This game is a modified version of a card game called ‘war'. However, in this case the students are the ones to come up with the rules of the game.
Luke Hanley, Vincent Bett, and Nico Lusardo.
Since this is a way to help the students learn the elements, the class should be split into groups of two, the teacher should then assign each group the task of making their own cards.. The students will then have to do some research on the elements and come up with interesting facts and illustrations to draw on the cards. Since the cards are 2.5 * 3.5 inches, the students need to come up with short, easy to remember facts to aid in memorization.
As an example, Oxygen could be called the life giver who when angered has the power to rust metal elements and send them to the toxic waste pile.
Once the cards have been prepared, it’s time to play. There are many rules to choose from when playing the game i.e. using the number of valence electrons, order of reactivity or the mass numbers.
As an example, when using the number of valence electrons, the element with the higher number has the upper hand.
The students could also make a game using more than one rule.
We were told to create a project that would help to improve the students’ understanding of chemistry. After a brainstorming session, we decided to create a card game that revolves around the elements of the periodic table whose aim is to help students grasp the different properties of the elements.
Then, we looked for ways to design the cards in such a way that they would convey the most relevant information while still being pleasing to the eye.
We also incorporated some of the findings that we had gotten from the internet and made our own templates.
Finally, we printed black and white versions of the best design. Students would fill out the cards further in order to learn more about each element.

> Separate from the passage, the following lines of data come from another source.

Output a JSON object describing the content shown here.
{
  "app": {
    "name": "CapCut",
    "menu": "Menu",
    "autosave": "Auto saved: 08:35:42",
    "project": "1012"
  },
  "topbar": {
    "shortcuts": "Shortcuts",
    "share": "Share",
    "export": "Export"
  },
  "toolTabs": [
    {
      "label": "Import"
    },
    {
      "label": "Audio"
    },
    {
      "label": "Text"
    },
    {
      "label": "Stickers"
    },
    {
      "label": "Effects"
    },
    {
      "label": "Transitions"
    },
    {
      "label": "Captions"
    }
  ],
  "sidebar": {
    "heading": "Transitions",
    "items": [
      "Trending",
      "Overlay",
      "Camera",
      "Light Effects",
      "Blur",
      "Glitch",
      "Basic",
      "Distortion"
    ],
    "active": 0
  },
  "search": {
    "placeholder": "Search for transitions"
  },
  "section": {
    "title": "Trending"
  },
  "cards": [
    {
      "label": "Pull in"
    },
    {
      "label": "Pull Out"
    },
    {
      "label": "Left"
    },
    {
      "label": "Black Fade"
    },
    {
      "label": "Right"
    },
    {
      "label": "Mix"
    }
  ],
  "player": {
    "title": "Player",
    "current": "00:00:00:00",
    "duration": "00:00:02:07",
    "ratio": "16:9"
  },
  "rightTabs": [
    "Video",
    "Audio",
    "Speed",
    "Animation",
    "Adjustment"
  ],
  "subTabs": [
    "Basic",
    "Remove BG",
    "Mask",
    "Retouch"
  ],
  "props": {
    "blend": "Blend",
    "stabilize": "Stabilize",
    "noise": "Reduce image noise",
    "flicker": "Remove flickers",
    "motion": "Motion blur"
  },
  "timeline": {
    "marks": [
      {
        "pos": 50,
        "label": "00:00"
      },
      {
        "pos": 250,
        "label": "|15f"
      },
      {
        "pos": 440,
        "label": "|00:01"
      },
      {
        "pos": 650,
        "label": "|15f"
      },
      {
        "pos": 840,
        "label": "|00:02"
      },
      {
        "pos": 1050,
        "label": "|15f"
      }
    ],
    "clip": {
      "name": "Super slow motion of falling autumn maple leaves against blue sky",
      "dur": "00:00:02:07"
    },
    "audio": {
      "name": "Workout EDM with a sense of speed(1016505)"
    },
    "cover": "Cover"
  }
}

Before starting the game, the students must agree upon a characteristic of their elements by which to create a hierarchy. For example, students could simply play that the element with the highest atomic number wins. Using these rules, if one student plays a carbon and the other student plays a hydrogen, the student who played the carbon would win because carbon has a higher atomic number. However, this game could be played with a large variety of rules. Winning cards could be based on their number of valence electrons, their electronegativity, their group, their alphabetical symbol, or any number of different quantifications in order to establish a hierarchy amongst the cards. It is up to the students to be creative and create a game that is fun to play.
The rules we used were
1. To start the game, one student from each group will take the deck of cards they created and shuffle them.
2. Each student holding the cards will flip the deck over, with the backs of the cards facing up in order to not see which card is on top.
3. At the same time, each student will take the card from the top of the deck and flip it over onto the table.
4. Looking at the two element cards flipped over, based on the rules established previous to the start of the game as to which cards win, the student who played the winning card takes both cards played and adds them face-down to the bottom of their deck.
5. If the students each throw the same card, in order to settle the tie, each player throws three cards face-down and a fourth card face-up. Using the fourth card face-up as the newly played card, whoever throws the winning card wins. The winner of the tie break then takes all the cards on the table from that play and puts them on the bottom of their deck.
6. This is repeated until one student is left with all the cards, making them the winner. The cards can then be separated so that each student gets their own set of cards back.